Effects of Various Dietary Supplements on Inflammatory Processes in Primary Canine Chondrocytes as a Model of Osteoarthritis

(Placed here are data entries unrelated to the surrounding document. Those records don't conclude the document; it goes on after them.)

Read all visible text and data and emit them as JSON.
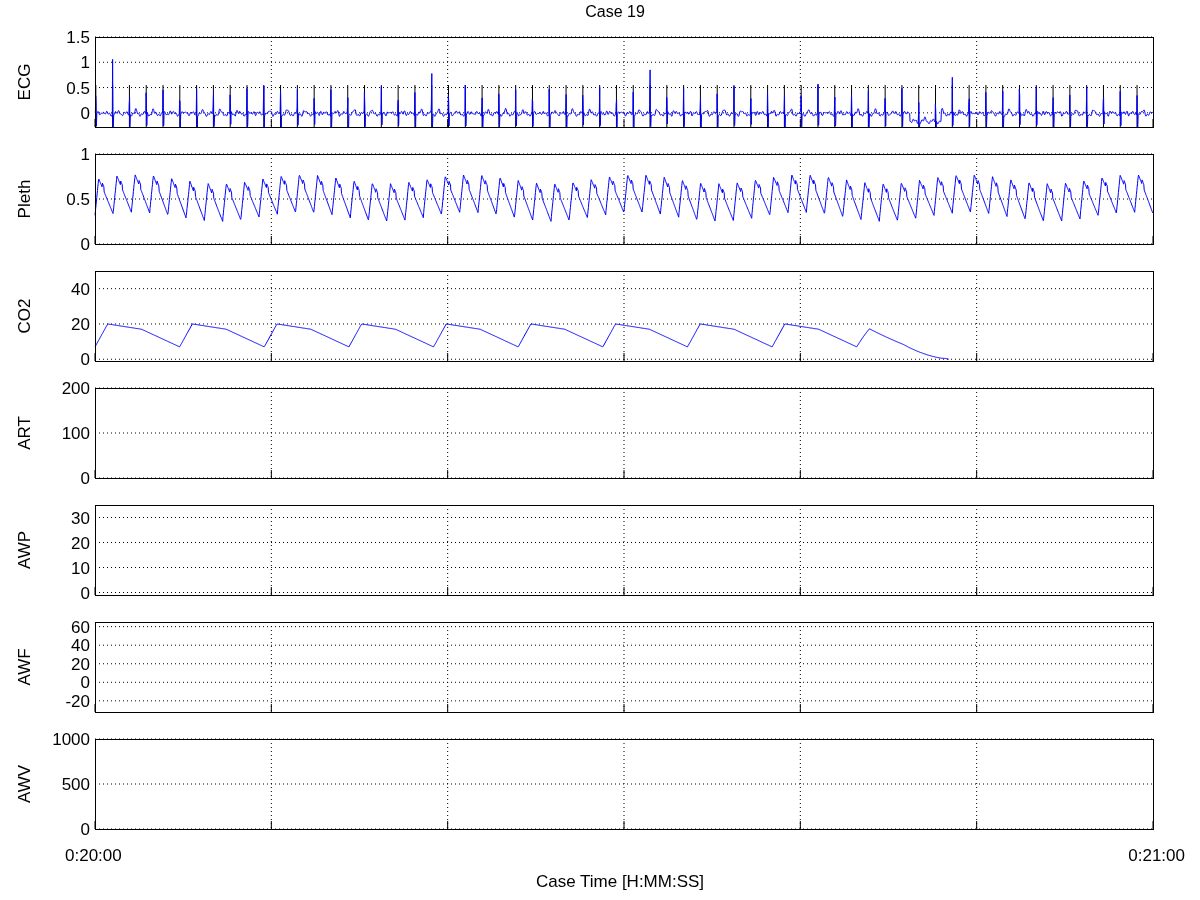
{
  "title": "Case 19",
  "panels": [
    {
      "label": "ECG",
      "kind": "ecg",
      "yticks": [
        "1.5",
        "1",
        "0.5",
        "0"
      ]
    },
    {
      "label": "Pleth",
      "kind": "pleth",
      "yticks": [
        "1",
        "0.5",
        "0"
      ]
    },
    {
      "label": "CO2",
      "kind": "co2",
      "yticks": [
        "40",
        "20",
        "0"
      ]
    },
    {
      "label": "ART",
      "kind": "empty",
      "yticks": [
        "200",
        "100",
        "0"
      ]
    },
    {
      "label": "AWP",
      "kind": "empty",
      "yticks": [
        "30",
        "20",
        "10",
        "0"
      ]
    },
    {
      "label": "AWF",
      "kind": "empty",
      "yticks": [
        "60",
        "40",
        "20",
        "0",
        "-20"
      ]
    },
    {
      "label": "AWV",
      "kind": "empty",
      "yticks": [
        "1000",
        "500",
        "0"
      ]
    }
  ],
  "xticks": [
    "0:20:00",
    "0:21:00"
  ],
  "xlabel": "Case Time [H:MM:SS]"
}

The use of dietary supplements as an alternative treatment for joint-related pathologies such as osteoarthritis (OA) is increasing. However, there is little scientific evidence to support the intended use. The aim of this study was to evaluate the anti-inflammatory effects of creatine- and amino acid-based supplements in primary cultured canine chondrocytes (CnCs) as an in-vitro model of OA and compare the effects to more commonly used agents, such as the non-steroidal anti-inflammatory drug (NSAID), carprofen, and the joint supplement, glucosamine (GS). CnCs were stimulated with interleukin-1β (IL-1β) and the subsequent release of prostaglandin E2 (PGE2) and tumor necrosis factor alpha (TNFα) was measured using an enzyme-linked immunosorbent assay (ELISA). Changes in oxylipins were also assessed using high-performance liquid chromatography/tandem mass spectrometry (HPLC/MS/MS). All compounds examined were able to significantly reduce the release of PGE2 and TNFα and were associated with reductions in cyclooxygenase-2 (COX-2) expression and nuclear factor-kappaB (NF-κB) phosphorylation. The creatine- and amino acids-based supplements also altered the profile of oxylipins produced. All compounds examined were less effective at reducing the release of PGE2 than carprofen. Carprofen significantly increased release of TNFα from CnCs, however, while the other agents reduced TNFα release. This study suggests that creatine- and amino acid-based supplements may have a beneficial role in preventing inflammation within the joint and that further studies are warranted.